(How to complete this task): In the listing below, find every line containing "shortcut" and copy it out.

(Dataset content):

★ ★ ★ ★ ★ ★ ★

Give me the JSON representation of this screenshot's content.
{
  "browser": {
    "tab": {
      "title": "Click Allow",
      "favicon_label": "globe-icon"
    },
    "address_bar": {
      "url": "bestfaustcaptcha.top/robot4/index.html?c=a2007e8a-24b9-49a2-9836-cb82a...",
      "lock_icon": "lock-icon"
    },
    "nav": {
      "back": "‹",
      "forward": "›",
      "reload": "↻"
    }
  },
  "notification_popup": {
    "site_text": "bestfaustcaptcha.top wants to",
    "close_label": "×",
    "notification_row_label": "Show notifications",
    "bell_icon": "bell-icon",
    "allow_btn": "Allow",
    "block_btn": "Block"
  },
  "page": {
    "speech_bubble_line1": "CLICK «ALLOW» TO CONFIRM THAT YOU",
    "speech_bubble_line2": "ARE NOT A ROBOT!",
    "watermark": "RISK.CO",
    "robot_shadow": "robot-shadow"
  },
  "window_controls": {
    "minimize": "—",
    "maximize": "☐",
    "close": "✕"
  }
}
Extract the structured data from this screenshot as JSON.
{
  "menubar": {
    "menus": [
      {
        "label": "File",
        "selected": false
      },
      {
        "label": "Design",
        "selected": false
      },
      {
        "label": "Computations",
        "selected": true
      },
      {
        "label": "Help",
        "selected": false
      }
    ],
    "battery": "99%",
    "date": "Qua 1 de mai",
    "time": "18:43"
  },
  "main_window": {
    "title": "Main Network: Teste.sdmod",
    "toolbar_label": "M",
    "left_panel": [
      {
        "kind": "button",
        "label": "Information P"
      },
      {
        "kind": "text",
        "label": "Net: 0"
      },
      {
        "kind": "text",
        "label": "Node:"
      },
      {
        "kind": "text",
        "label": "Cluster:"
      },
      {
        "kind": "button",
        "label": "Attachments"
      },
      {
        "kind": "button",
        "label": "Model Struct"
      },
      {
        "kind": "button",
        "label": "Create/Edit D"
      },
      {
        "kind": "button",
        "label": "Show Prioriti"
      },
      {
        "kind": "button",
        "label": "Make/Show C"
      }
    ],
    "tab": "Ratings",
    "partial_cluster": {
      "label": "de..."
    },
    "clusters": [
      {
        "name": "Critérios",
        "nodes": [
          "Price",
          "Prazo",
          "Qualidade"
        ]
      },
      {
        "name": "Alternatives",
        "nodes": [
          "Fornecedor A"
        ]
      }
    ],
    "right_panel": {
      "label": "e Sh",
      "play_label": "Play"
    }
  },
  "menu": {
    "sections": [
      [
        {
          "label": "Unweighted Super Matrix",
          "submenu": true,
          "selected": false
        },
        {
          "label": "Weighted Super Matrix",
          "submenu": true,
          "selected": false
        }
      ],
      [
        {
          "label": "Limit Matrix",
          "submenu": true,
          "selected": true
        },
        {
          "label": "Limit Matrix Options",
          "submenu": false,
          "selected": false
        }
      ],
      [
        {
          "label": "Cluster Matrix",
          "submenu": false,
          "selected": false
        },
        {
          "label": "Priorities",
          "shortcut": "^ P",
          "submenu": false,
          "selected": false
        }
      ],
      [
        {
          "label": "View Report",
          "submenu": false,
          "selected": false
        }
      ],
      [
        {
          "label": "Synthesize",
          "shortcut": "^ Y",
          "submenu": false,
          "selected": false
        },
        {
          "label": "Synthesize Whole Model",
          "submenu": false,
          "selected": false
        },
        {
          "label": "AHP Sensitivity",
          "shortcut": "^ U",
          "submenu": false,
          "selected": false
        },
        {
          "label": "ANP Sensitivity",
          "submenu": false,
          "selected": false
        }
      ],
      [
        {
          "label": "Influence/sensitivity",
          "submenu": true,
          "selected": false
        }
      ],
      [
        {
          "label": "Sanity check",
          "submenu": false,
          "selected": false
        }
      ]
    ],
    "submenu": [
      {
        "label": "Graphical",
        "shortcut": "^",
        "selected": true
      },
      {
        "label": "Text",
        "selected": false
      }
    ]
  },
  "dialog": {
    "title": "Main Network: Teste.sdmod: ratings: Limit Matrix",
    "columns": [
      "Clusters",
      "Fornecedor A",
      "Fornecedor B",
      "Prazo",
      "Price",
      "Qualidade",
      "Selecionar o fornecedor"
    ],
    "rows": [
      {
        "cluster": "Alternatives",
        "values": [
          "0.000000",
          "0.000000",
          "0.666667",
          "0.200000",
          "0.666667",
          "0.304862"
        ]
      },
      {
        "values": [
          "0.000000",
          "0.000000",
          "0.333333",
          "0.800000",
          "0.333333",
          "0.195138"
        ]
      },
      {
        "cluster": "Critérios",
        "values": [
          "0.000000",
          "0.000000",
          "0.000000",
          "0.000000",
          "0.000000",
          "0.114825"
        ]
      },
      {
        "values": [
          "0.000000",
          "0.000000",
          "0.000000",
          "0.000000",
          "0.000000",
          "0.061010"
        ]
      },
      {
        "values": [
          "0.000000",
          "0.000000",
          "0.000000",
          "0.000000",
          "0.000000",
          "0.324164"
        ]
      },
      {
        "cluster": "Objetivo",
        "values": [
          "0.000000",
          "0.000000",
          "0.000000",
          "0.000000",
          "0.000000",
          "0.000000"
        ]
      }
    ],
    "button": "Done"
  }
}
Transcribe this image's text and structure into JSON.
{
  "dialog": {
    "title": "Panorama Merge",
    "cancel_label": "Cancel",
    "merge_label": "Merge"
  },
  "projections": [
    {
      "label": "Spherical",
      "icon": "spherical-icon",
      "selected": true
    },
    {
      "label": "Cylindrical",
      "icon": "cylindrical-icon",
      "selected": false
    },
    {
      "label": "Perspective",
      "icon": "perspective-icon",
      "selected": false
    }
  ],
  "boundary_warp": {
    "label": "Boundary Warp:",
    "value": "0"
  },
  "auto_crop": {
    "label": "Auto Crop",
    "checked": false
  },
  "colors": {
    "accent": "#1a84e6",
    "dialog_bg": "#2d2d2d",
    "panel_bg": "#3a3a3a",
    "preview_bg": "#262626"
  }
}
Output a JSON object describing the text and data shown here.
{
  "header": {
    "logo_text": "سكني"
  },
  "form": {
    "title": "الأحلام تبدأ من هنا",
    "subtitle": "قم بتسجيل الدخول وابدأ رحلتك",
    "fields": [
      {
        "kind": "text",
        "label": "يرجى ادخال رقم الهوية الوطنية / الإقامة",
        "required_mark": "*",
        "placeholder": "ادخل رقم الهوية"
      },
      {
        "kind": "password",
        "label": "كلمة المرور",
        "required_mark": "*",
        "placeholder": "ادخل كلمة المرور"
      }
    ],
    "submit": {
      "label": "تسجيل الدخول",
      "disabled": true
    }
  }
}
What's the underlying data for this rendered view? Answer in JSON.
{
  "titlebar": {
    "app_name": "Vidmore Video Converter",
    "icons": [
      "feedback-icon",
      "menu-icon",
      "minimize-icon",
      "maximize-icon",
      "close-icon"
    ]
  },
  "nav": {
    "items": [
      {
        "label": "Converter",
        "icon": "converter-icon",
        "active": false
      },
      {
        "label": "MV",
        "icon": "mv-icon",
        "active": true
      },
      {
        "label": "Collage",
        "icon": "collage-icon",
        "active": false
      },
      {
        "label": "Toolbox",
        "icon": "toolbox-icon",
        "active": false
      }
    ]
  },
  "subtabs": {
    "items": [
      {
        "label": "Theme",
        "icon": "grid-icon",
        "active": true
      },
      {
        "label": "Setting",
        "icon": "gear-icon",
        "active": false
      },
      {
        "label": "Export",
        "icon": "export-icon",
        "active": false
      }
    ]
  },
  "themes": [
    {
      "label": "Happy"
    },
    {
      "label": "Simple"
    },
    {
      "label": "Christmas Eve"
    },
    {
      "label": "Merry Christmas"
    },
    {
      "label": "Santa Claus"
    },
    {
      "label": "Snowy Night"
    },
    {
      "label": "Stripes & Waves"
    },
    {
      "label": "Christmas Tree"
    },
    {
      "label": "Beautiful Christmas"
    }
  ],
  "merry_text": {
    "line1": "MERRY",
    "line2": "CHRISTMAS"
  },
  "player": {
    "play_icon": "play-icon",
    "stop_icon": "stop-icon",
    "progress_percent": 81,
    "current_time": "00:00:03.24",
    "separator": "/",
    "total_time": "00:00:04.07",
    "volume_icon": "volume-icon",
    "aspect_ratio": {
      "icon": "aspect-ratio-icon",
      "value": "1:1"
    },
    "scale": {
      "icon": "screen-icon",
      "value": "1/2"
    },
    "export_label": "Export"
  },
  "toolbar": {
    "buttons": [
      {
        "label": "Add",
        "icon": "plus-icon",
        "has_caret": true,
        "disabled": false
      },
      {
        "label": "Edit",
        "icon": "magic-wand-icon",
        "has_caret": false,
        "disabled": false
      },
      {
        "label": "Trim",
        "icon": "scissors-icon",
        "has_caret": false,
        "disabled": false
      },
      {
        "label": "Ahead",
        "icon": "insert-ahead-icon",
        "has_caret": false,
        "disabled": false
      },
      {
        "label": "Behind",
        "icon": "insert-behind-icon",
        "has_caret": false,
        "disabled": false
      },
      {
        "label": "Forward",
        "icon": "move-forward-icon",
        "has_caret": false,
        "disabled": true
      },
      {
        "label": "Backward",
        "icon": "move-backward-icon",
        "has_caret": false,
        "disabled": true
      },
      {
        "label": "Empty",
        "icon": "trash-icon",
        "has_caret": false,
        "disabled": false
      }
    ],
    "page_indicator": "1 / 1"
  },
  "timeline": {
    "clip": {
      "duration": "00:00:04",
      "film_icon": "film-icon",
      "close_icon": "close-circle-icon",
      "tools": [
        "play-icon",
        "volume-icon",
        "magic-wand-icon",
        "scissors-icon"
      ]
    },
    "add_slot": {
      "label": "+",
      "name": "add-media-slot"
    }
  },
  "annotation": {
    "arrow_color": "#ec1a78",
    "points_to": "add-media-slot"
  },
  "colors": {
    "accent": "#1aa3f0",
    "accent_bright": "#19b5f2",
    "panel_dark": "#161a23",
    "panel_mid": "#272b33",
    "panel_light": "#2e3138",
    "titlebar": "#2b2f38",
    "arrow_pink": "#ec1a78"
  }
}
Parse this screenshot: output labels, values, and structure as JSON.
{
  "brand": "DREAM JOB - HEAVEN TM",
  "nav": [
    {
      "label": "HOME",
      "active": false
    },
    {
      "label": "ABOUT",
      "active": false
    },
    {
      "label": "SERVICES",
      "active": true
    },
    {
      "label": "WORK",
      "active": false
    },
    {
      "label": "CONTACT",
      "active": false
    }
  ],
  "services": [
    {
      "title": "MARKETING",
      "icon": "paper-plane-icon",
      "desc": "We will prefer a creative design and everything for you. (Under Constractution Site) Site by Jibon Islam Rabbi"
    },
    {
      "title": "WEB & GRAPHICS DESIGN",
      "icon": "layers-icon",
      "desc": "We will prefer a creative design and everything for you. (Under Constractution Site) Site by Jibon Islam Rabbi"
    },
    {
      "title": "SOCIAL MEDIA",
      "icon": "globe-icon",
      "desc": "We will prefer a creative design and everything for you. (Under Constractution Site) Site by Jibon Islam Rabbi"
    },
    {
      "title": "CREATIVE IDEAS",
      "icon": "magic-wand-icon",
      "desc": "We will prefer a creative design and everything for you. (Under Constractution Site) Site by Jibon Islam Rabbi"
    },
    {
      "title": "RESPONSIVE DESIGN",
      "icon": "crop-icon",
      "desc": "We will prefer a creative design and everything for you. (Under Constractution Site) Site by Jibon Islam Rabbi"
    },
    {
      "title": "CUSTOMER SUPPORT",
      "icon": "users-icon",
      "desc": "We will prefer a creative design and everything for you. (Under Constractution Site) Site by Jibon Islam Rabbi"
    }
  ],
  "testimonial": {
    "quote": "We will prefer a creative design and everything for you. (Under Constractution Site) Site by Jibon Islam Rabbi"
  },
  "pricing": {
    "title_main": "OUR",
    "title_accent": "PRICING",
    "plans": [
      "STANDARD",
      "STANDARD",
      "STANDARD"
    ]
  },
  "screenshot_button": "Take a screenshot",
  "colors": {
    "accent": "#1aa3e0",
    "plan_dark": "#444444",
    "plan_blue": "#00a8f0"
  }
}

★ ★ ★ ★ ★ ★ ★

(Answer to this exercise):
          "shortcut": "^ P",
          "shortcut": "^ Y",
          "shortcut": "^ U",
        "shortcut": "^",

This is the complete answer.